Serving two terms in office from 1801 to 1809, Thomas Jefferson was the third president of the United States. According to a poll made by the American Political Science Association in 2015, Thomas Jefferson Accomplishments made him the fifth most popular US president of all time.
As the foremost spokesperson of democracy of his time, he had a major role in America’s early development. He said that a free and democratic government was “the strongest government on Earth,” and he had several outstanding achievements during his life.
Let’s see Thomas Jefferson’s major accomplishments!
1. Thomas Jefferson drafted the Declaration of Independence (1776)
Thomas Jefferson was a member of the Continental Congress, and he was chosen to draft the Declaration of Independence in 1776. Jefferson was not a great speaker, but he was known for his writing skills. He contributed his pen rather than his voice to the patriot cause to write the declaration proclaiming the colonies’ independence. The document announced that the thirteen American colonies regarded themselves as newly independent sovereign states. It also proclaims universal liberties, that all men are equal in rights, regardless of birth, wealth, or status.
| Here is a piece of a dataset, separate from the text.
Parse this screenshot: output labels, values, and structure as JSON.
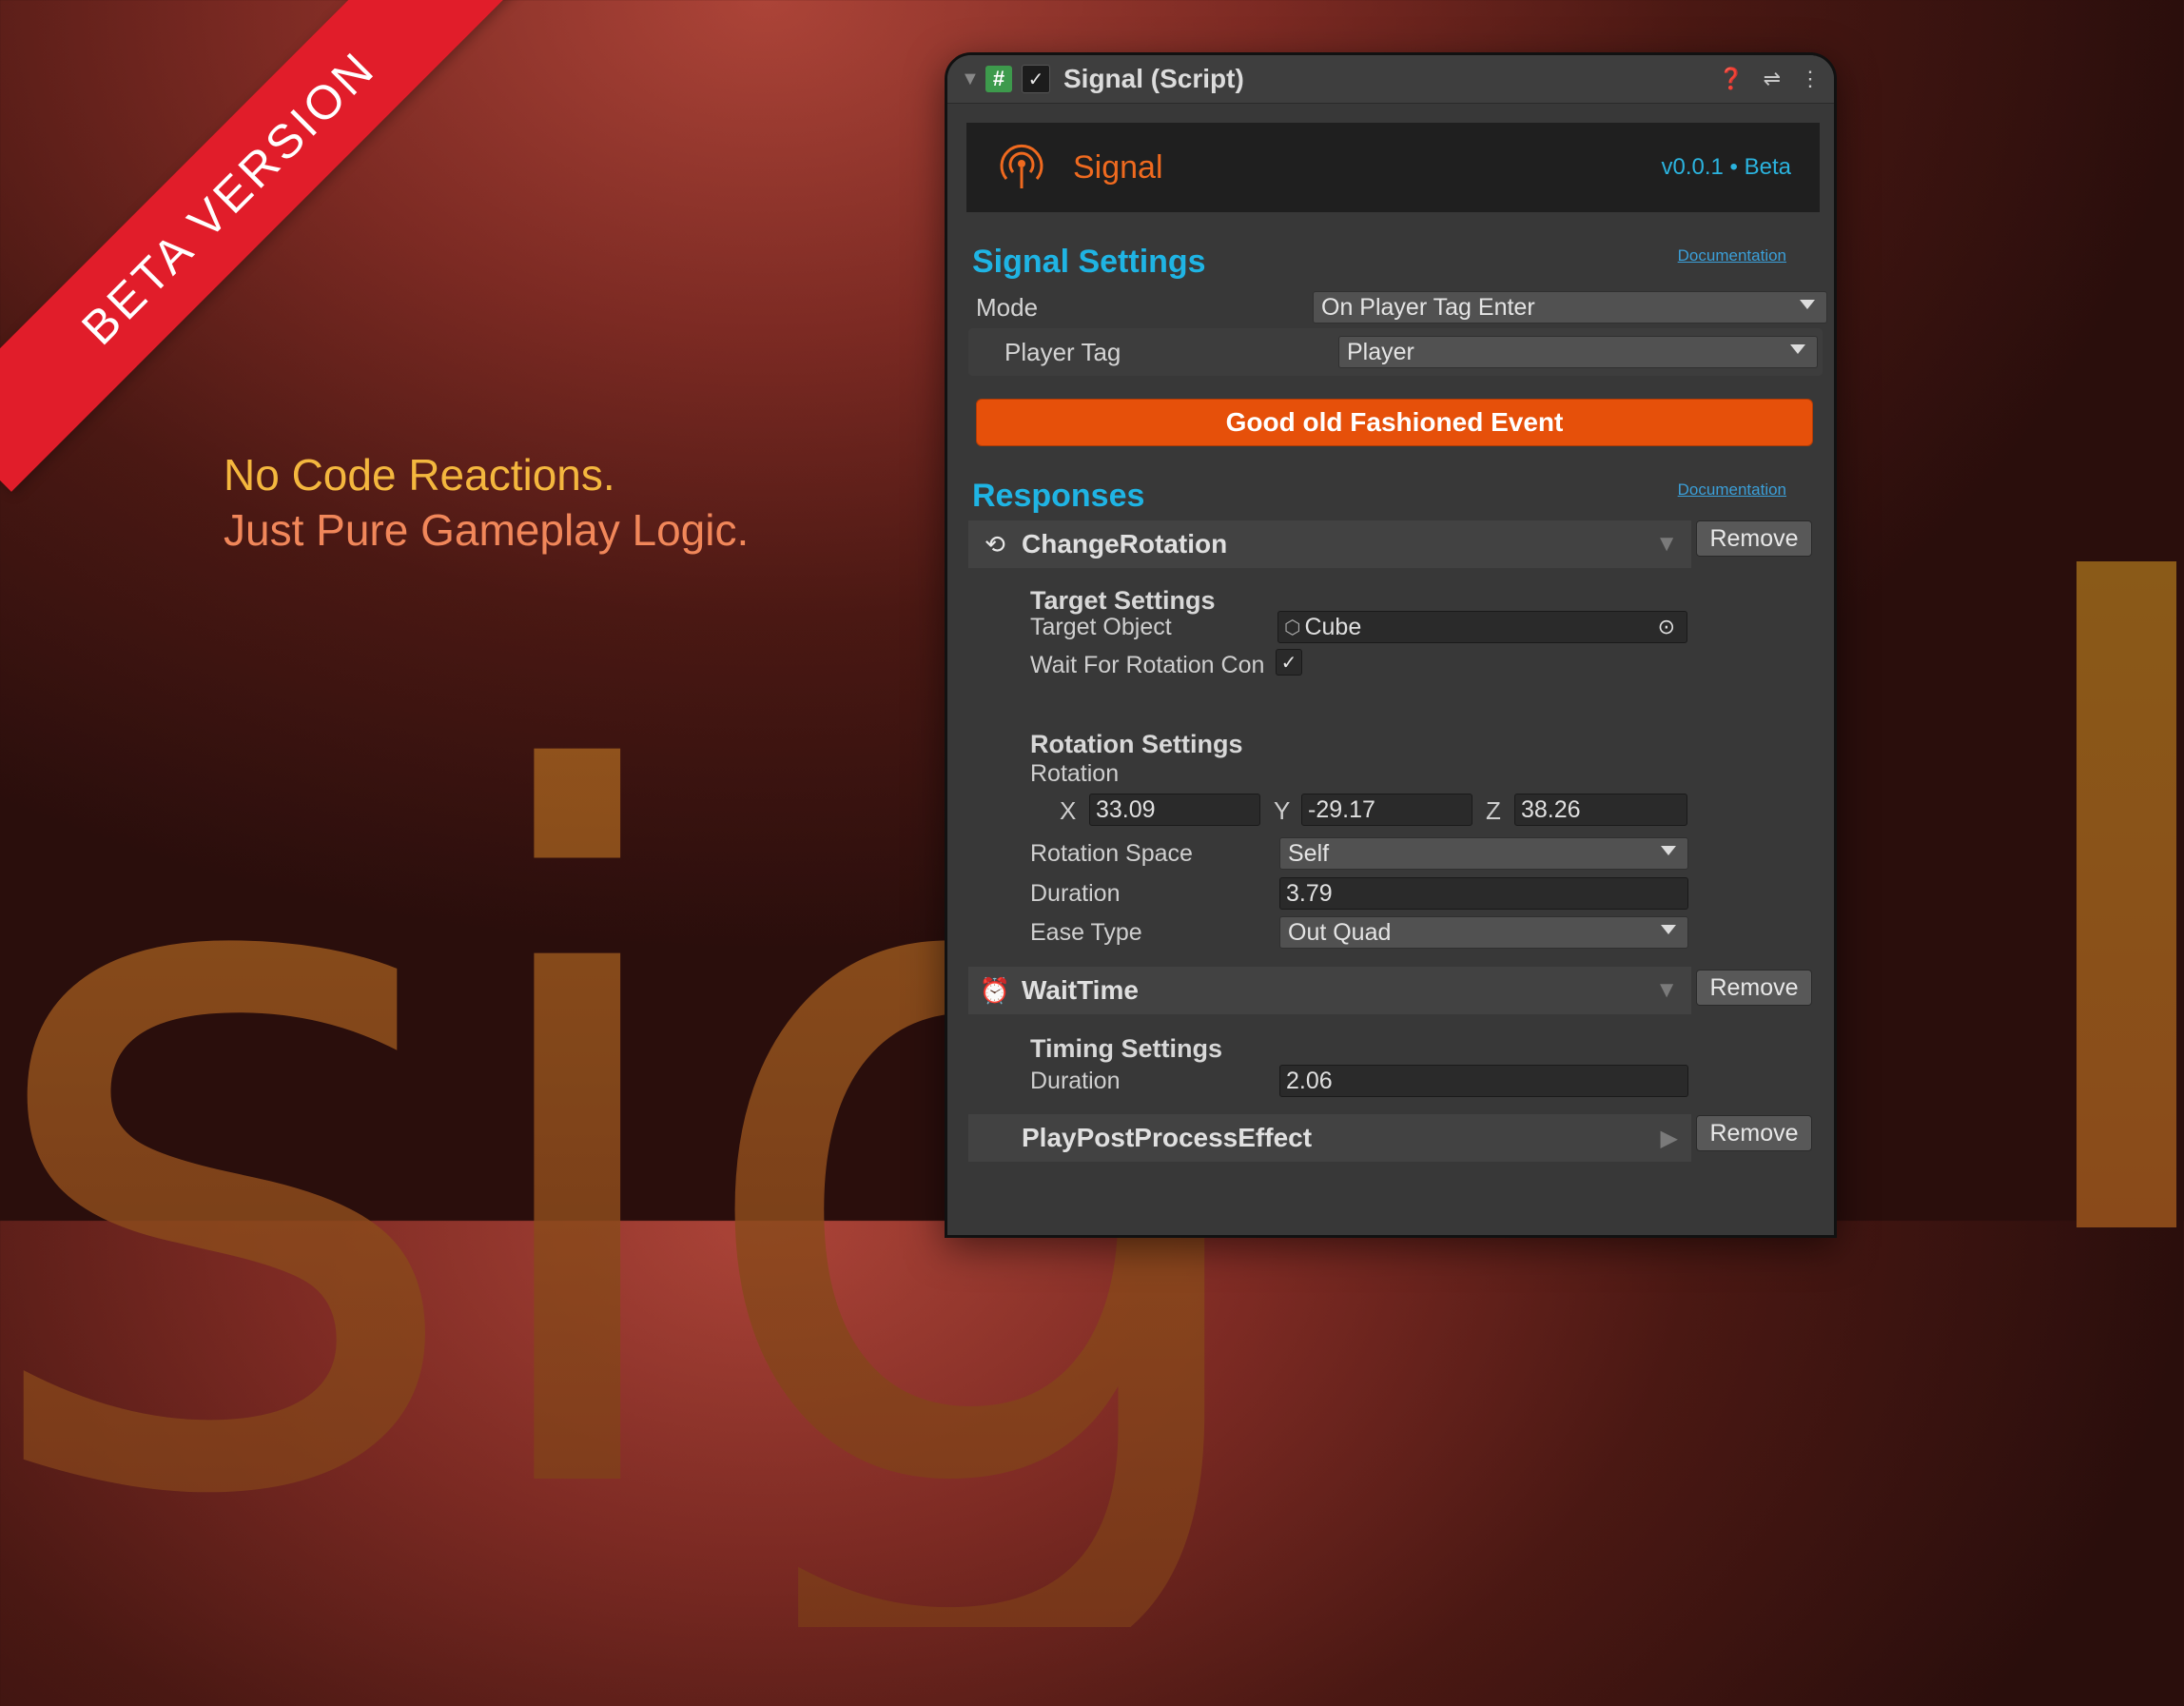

2. Thomas Jefferson and the Louisiana Purchase (1803)
Thomas Jefferson wanted the land for the United States; he had a vision for America to stretch from the Atlantic to the Pacific Ocean. The Louisiana Purchase was perhaps the most notable achievement of his first presidential term. It was a land deal between France and the United States. With the help of this deal, the US acquired 827,000 square miles of land west of the Mississippi River, doubling the United States’ size.
3. Virginia Statue for Religious Freedom enacted in 1786
Thomas Jefferson wrote the Virginia Statute for Religious Freedom in 1777, but it was only introduced into the Virginia General Assembly in 1779 in Fredericksburg, Virginia. In 1786 Virginia lawmakers eventually enacted the statute into the state’s law. Jefferson considered it to be one of the significant achievements of his career. It established religious freedom, protecting people’s right to worship as they choose. It was also a forerunner to the First Amendment to the US Constitution.
4. Thomas Jefferson, the first US Secretary of State (1789-1793)
Before his presidency, Thomas Jefferson was the first United States Secretary of State, serving from 1789 to 1793 in George Washington’s administration. During these years, British and French intrigues occupied the majority of US foreign policy. When war broke out between those two nations, Jefferson supported France in its war with Britain. However, essentially he believed that the United States should maintain neutrality in the conflict.
5. Thomas Jefferson, an advocate of free public education
In 1779 Jefferson wrote a draft for new legislation that he considered very important: “A Bill for the More General Diffusion of Knowledge.” It outlined a plan for establishing Virginia public schools. Every county would have been divided into small districts of five or six miles square, and in each of them to establish a school for teaching reading, writing, and arithmetic. Although the bill never passed the Virginia Assembly, it laid the foundation for free public education. In his later years, after retiring from public life, Jefferson continued to advocate his plan.
6. Lewis and Clark Expedition (1804-1806)
After the Louisiana purchase in 1803, Jefferson commissioned his secretary Meriwether Lewis and William Clark to explore the new territory, plus the area beyond, out to the Pacific Ocean. He aimed to find a river to the Pacific Ocean, trade with the Native Americans, and learn about the animal and plant life of the continent’s western part. The expedition provided valuable information about the geography, and after the explorers returned, people everywhere read the stories of the amazing trip to the wild west.’
7. Thomas Jefferson’s Native American Policies
During his presidency, Thomas Jefferson had a great impact on the Indian nations of North America. He viewed Native Americans as intellectual curiosity subjects or saw them in political terms as enemies in war or partners in peace. His Native American policy had two main ends; one is to guarantee the United States’ security, and the other is to further the program of gradual “civilization” through treaties. He wanted to keep the Indian nations allied with the United States and not with European powers – England in Canada and Spain.
8. Maintaining Neutrality
President Jefferson encountered more difficulties on both the domestic and foreign fronts during his second term. He managed to keep the Nation from involvement in the Napoleonic Wars, and thus he maintained neutrality in the midst of the conflict between Britain and France. His efforts did not avert war with Britain in 1812.
9. Thomas Jefferson, founding of the Library of Congress (1815)
In 1814, the British invaded Washington and destroyed the Capitol, including the Library of Congress. To replace the lost books, Jefferson sold his personal library to Congress, which formed the foundation of the rebuilt Library of Congress’s collections.
10. Founding the University of Virginia (1819)
After leaving office, Jefferson retired to his Virginia plantation, Monticello. He continued to pursue his many interests, including architecture, music, reading, and gardening. At the age of seventy-six, Jefferson embarked on his last great public service, with the University of Virginia’s founding. He designed its buildings, planned its curriculum, and served as the first rector.